“There was a search for a new president at A&M after President Gates left,” Murano said. “I was contacted by the chancellor of A&M at that time, and he told me he wanted me to consider being appointed president. He told me the university needed someone like me, with my initiatives and my visions.”
When she informed her mother of the presidential opportunity, Murano said her mother advised her to take the position for a variety of reasons, the most important being that she would set her legacy in stone as the first Hispanic person and first woman to be president of A&M.
“As president, I was attempting to elevate the university,” Murano said. “We wanted people to know the incredible value of an Aggie education, so our plan of action was called ‘AGGIE’: ‘A’ stood for academic quality, ‘G’ for great value, the second ‘G’ for globalization, the ‘I’ infrastructure and the ‘E’ for enlightened and shared governance.”
During her tenure, Murano said she implemented a variety of initiatives, including the “Do You Wonder” campaign aimed at recruiting first-generation students. Murano said she also made strides in diversifying faculty by appointing the first female dean of the Vet School, the first female dean of the College of Business, the first Hispanic dean of the College of Architecture and the first African-American woman vice president for diversity.
“My anchor as president was to protect and enhance the reputation of A&M,” Murano said. “Whatever decisions we made needed to enhance the reputation of the university [and] not diminish it in any way.”
A hindrance that Murano said she has perpetually faced in her career is not being taken seriously as a Hispanic woman. Showing her colleagues what she’s fully capable of and personally connecting with peers is what Murano said has led to her success.
“Some of the presidential backlash wasn’t because I was a Hispanic woman — it was because I wasn’t an Aggie,” Murano said. “But I care about A&M. I’ve been here since 1995, and I have a strong connection with Texas from a cultural perspective.
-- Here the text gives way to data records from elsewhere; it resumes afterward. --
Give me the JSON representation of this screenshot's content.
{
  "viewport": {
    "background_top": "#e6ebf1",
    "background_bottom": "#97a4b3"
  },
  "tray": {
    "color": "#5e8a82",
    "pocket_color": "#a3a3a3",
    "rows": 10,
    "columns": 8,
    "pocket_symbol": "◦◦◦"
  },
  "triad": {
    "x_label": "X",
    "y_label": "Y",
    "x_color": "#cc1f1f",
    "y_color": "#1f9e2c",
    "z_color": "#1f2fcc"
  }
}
I love the traditions, and A&M’s Core Values resonate with the values that my mother taught me.”
Murano said she loved the challenge of getting out and proving herself to skeptical Aggies.
“You have to be yourself and stand by your principles — then everything else works out,” Murano said. “When you show that you can work with people from various places and different backgrounds and get down to the common factors of what's important in life, all of those other differences start to disappear.”
Former U.S. Ambassador to South Africa Eric Bost, who served as under secretary with Murano at the United States Department of Agriculture and currently serves as her deputy at the Borlaug Institute, said Murano is a tremendous inspiration not only to him, but to other students and faculty as well.
“What sets Dr. Murano apart is that she is a person of great integrity and a visionary when it comes to being an effective leader,” Bost said. “She is very successful in encouraging an environment of teamwork, not only now at the Borlaug institute, but she showed that as president of the university and as under secretary.”